I consider myself very lucky.
Because I get to contribute to India’s untold FMCG story. Indian media is always abuzz with the next big startup fundraise, big-ticket exits and acquisitions. But deep down all this noise, coming from India’s hinterland there are a number of small FMCG companies running into tens and hundreds of crores. They make all kinds of things – biscuits, namkeen, deodorants, chips, juices and not to forget all kinds of knick-knacks. Let me give you a sense of the size of these brands.
Manpasand Beverages, the makers of Mango Sip and a publicly listed fruit juice company did close to Rs 1,000 crores in FY 18.
This story is fascinating. And this became one of the topics of my discussion when I recently spoke to the Head of Sales at one of India’s leading FMCG companies. We, also discussed sales force automation, of course. But the topic that got all the attention was the distribution management system. It was natural for us to complain about the distributor community, but soon professionals in us took over.

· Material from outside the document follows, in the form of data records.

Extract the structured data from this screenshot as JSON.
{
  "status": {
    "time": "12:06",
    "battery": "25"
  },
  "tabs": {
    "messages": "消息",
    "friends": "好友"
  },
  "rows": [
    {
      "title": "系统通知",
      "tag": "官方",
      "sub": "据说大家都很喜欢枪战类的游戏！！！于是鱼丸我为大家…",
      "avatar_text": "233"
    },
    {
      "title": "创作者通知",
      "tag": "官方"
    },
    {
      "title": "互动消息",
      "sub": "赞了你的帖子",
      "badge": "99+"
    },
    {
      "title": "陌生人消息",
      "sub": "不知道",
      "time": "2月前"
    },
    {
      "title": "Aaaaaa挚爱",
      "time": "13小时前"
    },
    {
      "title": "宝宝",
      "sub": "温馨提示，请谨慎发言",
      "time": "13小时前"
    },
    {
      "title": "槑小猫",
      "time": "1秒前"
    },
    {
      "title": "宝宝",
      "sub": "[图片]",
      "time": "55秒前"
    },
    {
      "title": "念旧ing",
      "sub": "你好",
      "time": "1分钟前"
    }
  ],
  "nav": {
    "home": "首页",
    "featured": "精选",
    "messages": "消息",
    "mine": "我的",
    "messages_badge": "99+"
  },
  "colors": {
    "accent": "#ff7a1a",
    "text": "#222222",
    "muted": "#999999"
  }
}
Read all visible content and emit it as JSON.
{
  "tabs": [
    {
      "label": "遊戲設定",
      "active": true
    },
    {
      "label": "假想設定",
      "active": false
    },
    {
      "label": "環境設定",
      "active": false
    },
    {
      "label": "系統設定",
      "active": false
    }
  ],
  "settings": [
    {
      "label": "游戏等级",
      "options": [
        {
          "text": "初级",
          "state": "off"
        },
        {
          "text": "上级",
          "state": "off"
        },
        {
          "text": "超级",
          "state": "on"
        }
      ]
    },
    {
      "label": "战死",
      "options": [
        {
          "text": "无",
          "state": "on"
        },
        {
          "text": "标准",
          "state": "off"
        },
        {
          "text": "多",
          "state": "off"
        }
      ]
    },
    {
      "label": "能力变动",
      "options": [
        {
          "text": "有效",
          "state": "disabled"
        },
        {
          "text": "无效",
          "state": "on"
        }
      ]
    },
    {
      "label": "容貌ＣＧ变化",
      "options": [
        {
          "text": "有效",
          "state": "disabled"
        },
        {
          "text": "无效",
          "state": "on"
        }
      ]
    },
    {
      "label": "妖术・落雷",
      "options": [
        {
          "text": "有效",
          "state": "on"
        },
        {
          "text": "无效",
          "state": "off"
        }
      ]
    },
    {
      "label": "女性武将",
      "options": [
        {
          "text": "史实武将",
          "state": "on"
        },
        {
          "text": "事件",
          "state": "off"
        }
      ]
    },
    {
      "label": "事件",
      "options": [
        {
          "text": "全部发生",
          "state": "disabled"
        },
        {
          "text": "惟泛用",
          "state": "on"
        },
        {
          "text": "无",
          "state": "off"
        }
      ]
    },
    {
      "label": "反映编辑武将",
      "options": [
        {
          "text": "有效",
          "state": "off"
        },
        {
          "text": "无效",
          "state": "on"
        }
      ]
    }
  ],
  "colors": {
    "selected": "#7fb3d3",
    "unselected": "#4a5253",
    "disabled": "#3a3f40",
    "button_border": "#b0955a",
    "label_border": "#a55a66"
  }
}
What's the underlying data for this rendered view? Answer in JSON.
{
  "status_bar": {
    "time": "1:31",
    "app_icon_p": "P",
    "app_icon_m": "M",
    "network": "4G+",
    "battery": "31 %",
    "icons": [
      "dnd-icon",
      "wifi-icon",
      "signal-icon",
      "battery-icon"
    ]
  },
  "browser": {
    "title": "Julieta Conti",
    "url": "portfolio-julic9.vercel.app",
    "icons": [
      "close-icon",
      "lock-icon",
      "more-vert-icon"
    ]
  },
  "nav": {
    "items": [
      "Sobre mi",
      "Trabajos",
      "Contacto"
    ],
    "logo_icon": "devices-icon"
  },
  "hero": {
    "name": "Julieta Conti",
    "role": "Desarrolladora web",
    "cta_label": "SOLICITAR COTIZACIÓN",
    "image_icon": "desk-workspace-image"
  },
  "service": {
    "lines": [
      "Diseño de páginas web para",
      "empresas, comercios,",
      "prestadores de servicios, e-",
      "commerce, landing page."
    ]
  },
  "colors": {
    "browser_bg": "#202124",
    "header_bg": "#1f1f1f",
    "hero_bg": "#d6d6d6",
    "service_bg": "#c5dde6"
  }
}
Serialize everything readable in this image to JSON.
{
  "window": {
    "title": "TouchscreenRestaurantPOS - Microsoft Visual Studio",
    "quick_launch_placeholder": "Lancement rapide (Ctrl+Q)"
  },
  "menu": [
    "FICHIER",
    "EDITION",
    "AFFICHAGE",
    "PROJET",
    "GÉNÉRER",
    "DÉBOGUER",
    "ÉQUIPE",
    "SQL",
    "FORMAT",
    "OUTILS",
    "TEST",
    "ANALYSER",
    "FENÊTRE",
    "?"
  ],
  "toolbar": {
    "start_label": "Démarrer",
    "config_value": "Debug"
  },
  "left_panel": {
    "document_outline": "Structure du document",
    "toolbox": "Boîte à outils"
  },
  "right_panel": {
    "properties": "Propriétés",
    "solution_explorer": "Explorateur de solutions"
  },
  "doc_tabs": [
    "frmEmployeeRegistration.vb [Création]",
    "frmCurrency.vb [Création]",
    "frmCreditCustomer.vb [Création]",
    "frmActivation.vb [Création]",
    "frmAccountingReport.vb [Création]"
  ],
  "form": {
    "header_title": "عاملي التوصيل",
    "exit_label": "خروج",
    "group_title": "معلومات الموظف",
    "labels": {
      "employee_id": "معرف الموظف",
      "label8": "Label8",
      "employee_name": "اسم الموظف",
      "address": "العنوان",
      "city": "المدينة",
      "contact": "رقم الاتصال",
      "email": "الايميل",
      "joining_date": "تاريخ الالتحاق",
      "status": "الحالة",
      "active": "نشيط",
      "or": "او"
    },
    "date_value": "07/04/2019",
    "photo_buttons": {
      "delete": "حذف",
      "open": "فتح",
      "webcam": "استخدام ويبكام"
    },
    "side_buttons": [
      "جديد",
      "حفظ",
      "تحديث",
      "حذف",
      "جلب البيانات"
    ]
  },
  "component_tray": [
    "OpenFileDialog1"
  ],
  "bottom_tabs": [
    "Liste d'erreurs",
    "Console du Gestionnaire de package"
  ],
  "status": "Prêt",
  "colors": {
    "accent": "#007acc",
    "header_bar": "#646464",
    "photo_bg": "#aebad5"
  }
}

Not every problem in the FMCG distribution sales is because of the distributor. There are other issues surrounding the digital readiness of manufacturers and many operational ones. What followed was a balanced conversation that concluded today’s FMCG distributors are slowly and steadily adopting the Distributor Management System (DMS).
Here is what the conversation covered.
Trade does not favour a DMS
Historically, FMCG trade – organized and unorganized – did well without a DMS. It is not difficult to understand why. It was brave of Unilever to talk about it. Unilever had put up a document titled “Economic crimes in FMCG Industry”. In addition to talking about many issues plaguing FMCG, it did highlight the manipulation by distributors. At times, this manipulation occurred even in the presence of a distribution management system in FMCG. The issues involved include but are not restricted to inflation of period end sales and sales returns. Sales returns aggravate the “whiplash effect” in the FMCG supply chain seriously impacting net sales. Another area that has always been a concern for manufacturers has been trading promotions. Most trade promotions never get passed on to the retailer and consumer. Even when they are, trade promotions are cut down or diverted to other territories. All these are wonderful handles for the distributors to eat into trade margins, at the expense of the manufacturer, retailer, and consumer.
But not every reason for the resistance to a distribution management system is because of the above. There are genuine operational reasons too as indicated above.
A distributor’s life isn’t easy either – retailer issues, sales pressures, issues of taxation, hyper-active bureaucracy, the list is endless. Let’s touch on the main ones.
Multi-Brand Distributor, are you?
Will there be a time when FMCG brands and manufacturers are on a single DMS in a grand display of co-opetition? That surely could disrupt general trade. It will take a very large brand to demonstrate leadership for a shared single DMS. It is a wild idea, but an idea it is.
In the interim, if you are a multi-brand distributor under the pressure of running many DMS’, I can understand your pain. In addition to the operational effort of maintaining different systems, omission and commission errors also creep in.
Integrations could resemble Pandora’s box. There are a plethora of systems out there – ERP, Tally accounting software, and document management systems. Before the GST, there were all kinds of VAT software. Once brand owners install a distribution management system, it could create an endless spiral of requests for integrations and upgrades.
It is difficult for the distributors to keep up and dilutes their focus on distribution sales. At times, it also starts the vicious circle of sales returns.
Absence of Qualified Manpower
India’s rising affluence at the bottom of the pyramid has also meant good growth for the FMCG industry. Distributors are already challenged by the increase in the number of SKUs that they now have to increase coverage for. Should they focus on growing sales or improving operations? Usually, the priority is very clear.
That also increases the brand and distributor friction. FMCG analysts and journalists have documented how brands are taking an increasing role in temp staffing distributors.
The conservative Brand owner
Even brand owners are buying time when it comes to adopting a distribution management system. MNC FMCG brands have been early adopters, but slowly large local brands are also rising to the occasions. They are moving beyond “koi aur Pehle market dikhaye. Phir karenge”. Luckily, the key enabler for this change in mindset – technology – is falling in place. Technology is becoming affordable and predictable. With mobile technology on the ground, it is possible to geocode all the elements of the FMCG distribution chain. This will help to track salesmen, optimizing their route, taking orders from retailers, and overall improving forecasting. Brands, even the conservative ones are able to see value in it. Mother Dairy – a Giant in India’s dairy industry with a focus on North India – implemented a distributor management system after a year-long effort.
Needless to mention they did face distributor resistance. The press says so.